Turnpike trusts were bodies set up by individual Acts of Parliament, with powers to collect road tolls for maintaining the Britain’s principal roads, from the 17th century. At the peak, in the 1830s, over 1,000 trusts administered around 48,000 km of turnpike road in England & Wales, taking tolls at almost 8,000 toll-gates and side-bars.
The term "turnpike" originates from the similarity of the gate used to control access to the road, to the barriers once used to defend against attack by cavalry. The turnpike consisted of a row of pikes or bars, each sharpened at one end, and secured at the other end to an upright pole or axle, which could be rotated to open or close the gate.

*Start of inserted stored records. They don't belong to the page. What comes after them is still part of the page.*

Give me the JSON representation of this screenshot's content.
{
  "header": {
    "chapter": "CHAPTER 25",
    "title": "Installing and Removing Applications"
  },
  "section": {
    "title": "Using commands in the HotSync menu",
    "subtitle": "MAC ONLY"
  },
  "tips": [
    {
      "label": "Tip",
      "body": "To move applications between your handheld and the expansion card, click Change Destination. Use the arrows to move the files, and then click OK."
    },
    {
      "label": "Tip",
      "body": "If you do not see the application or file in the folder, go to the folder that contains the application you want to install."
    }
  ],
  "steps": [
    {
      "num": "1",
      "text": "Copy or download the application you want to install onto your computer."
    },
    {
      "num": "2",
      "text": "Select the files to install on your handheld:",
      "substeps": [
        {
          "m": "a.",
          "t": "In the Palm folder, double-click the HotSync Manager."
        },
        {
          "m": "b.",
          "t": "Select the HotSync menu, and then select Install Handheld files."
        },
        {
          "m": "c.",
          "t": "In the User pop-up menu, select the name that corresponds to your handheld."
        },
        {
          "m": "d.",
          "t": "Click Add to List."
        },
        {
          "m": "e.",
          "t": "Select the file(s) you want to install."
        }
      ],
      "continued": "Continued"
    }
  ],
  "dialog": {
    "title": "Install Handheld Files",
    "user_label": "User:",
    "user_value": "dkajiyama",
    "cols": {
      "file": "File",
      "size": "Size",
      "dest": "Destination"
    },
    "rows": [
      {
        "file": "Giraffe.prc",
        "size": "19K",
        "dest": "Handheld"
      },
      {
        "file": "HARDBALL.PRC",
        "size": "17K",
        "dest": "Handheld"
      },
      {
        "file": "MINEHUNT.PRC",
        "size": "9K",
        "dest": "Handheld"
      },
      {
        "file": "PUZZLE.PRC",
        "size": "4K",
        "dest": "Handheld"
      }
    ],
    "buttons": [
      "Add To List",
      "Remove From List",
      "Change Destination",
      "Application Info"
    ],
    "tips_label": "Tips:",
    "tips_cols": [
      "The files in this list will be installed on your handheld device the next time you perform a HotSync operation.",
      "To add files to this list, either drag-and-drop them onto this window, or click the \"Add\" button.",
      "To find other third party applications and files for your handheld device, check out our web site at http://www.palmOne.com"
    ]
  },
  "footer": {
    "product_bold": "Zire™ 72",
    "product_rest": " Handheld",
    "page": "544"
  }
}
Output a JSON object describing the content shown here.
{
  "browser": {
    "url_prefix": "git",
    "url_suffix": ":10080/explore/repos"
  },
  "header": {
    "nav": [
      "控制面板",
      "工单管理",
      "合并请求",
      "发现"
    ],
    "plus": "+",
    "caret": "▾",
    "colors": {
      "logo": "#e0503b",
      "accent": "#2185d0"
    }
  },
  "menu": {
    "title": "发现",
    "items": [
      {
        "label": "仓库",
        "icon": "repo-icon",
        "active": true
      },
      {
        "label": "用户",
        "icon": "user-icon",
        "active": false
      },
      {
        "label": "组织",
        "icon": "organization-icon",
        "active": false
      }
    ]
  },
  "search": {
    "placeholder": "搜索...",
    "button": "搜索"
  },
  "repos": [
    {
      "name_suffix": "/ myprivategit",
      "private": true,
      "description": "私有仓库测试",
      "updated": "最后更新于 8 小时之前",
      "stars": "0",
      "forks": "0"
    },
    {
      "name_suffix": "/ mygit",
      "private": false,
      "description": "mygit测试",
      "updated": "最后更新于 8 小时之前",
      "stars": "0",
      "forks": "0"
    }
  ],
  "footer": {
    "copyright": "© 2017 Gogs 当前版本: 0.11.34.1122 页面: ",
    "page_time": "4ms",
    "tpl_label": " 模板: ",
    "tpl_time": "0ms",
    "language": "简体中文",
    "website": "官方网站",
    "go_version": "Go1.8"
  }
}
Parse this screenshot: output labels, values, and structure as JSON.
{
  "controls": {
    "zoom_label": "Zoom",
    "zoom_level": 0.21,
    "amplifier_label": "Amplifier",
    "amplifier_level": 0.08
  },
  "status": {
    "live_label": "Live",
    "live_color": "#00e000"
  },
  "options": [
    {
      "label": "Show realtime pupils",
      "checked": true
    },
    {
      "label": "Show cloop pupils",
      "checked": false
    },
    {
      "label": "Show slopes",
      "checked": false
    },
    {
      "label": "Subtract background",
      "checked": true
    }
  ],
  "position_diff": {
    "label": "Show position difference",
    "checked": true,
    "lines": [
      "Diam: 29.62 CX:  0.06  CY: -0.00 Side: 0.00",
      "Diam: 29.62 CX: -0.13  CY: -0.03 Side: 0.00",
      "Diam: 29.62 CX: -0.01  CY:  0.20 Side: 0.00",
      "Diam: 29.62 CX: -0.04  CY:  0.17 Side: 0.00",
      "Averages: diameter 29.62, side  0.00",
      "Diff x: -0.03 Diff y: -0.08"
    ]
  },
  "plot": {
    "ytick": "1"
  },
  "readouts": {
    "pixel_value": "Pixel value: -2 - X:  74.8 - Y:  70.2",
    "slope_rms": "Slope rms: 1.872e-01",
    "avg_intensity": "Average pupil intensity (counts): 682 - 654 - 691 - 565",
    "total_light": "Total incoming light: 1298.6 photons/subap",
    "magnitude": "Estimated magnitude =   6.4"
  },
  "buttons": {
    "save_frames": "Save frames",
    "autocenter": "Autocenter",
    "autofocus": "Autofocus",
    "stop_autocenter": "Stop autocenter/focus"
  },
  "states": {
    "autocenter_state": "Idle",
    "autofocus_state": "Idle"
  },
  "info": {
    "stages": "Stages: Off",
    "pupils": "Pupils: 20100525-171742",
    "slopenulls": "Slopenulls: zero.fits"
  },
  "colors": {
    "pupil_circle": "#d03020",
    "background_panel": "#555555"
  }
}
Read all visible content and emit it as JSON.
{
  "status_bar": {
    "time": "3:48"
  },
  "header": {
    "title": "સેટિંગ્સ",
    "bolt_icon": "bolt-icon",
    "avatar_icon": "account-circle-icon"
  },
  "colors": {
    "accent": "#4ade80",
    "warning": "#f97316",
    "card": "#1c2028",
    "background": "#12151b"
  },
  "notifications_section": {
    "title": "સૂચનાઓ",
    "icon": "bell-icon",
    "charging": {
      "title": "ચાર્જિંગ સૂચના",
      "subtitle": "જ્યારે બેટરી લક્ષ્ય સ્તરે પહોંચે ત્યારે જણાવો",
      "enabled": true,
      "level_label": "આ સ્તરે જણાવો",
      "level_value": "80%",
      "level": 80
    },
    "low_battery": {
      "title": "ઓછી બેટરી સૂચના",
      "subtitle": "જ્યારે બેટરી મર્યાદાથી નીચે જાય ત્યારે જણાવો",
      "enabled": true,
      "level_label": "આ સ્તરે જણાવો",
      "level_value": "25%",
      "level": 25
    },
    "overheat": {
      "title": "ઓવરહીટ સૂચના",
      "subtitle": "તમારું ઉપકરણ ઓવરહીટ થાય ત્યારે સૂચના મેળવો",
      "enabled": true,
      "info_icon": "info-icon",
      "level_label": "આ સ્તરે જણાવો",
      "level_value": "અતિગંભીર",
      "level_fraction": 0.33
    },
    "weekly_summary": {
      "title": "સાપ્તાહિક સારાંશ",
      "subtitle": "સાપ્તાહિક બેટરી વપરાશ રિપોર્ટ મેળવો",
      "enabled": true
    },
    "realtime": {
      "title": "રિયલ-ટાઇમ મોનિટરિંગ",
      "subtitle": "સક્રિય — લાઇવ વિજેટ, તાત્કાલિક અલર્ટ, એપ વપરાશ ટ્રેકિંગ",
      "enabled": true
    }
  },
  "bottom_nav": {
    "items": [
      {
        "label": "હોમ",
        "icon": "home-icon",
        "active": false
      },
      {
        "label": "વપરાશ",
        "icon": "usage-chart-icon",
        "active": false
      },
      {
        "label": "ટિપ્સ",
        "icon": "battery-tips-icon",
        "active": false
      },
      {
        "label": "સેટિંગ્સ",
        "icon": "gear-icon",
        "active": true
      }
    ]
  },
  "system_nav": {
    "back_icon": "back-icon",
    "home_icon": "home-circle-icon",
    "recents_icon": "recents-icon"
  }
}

The first Turnpike Act was passed in 1696, for the repair of the highway between Reigate in Surrey and Crawley in Sussex.
The Hyde Park Gate in London, pictured, was erected by the Kensington Turnpike Trust, and was the first toll point encountered along the Bath Road, when leaving London.